The Union Pacific Railroad Company is the one railroad on which there is a smattering of information regarding y2k. As an integrated system, the nation's railroads are crucial to the survival of cities, yet there is almost nothing on the y2k compliance of the industry. This tells us that the industry is not compliant and is unlikely to get compliant by 2000. No news is bad news when it comes to y2k projects.
In a July 10 letter to its suppliers, Charles R. Eisele sketched the origin of the y2k problem in one paragraph. Then he added a paragraph on Union Pacific's repair project. What is disturbing is that he did not say that the actual repair is underway. He indicated only that an assessment project is in progress. According to the California White Paper, inventory accounts for 1% of the project and assessment accounts for only 5%. He wrote:
"Union Pacific is well underway with a Year 2000 Project. The objective of this project is to evaluate all computer software, hardware and equipment to determine if it is year 2000 compliant. If not, we will manage a timely conversion, replacement or retirement of the software and hardware."
"If it is year 2000 compliant..." They don't know yet? They were informed about the problem in 1995, according to a DATAMATION story (Jan. 1, 1996). This letter sounds as though they still aren't sure if they are compliant or not. This implies that assessment -- 5% of the overall project -- has taken two years, and they are not yet finished.
Then the letter goes on to require suppliers to fill out forms regarding their y2k status. They also have to sign a detailed y2k compliance warranty.
My prediction: no supplier will sign this warranty because none can claim y2k compliance, any more than Union Pacific can claim it, or a bank can, or any other major organization can. But Union Pacific has at least gone through the motions of seeking assurance from its suppliers. Hardly any other organization has.

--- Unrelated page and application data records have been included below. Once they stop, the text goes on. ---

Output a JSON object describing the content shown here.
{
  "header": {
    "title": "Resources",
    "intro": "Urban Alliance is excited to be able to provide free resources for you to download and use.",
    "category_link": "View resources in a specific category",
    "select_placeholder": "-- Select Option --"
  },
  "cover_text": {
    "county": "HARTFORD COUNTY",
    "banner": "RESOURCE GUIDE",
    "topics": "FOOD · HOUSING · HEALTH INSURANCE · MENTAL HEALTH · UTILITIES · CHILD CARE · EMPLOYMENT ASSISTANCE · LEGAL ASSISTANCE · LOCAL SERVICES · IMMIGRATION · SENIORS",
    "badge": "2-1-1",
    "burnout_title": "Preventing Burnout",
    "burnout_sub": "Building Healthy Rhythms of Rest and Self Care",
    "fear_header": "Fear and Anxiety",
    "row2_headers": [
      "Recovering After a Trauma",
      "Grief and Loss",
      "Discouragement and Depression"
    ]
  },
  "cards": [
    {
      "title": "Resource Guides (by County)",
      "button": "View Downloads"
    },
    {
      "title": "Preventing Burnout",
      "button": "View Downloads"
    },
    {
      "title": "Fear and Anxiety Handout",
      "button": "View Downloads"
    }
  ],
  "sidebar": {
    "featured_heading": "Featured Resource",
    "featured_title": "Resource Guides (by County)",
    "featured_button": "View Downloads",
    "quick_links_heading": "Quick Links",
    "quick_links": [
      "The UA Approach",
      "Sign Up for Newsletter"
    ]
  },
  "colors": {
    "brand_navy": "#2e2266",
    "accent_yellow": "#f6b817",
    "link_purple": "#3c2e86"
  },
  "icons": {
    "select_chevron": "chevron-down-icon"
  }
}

It's a shame that lawyers can write such detailed warranties when mainframe programmers can't meet their requirements. We need more mainframe programmers and fewer lawyers. But you knew that already.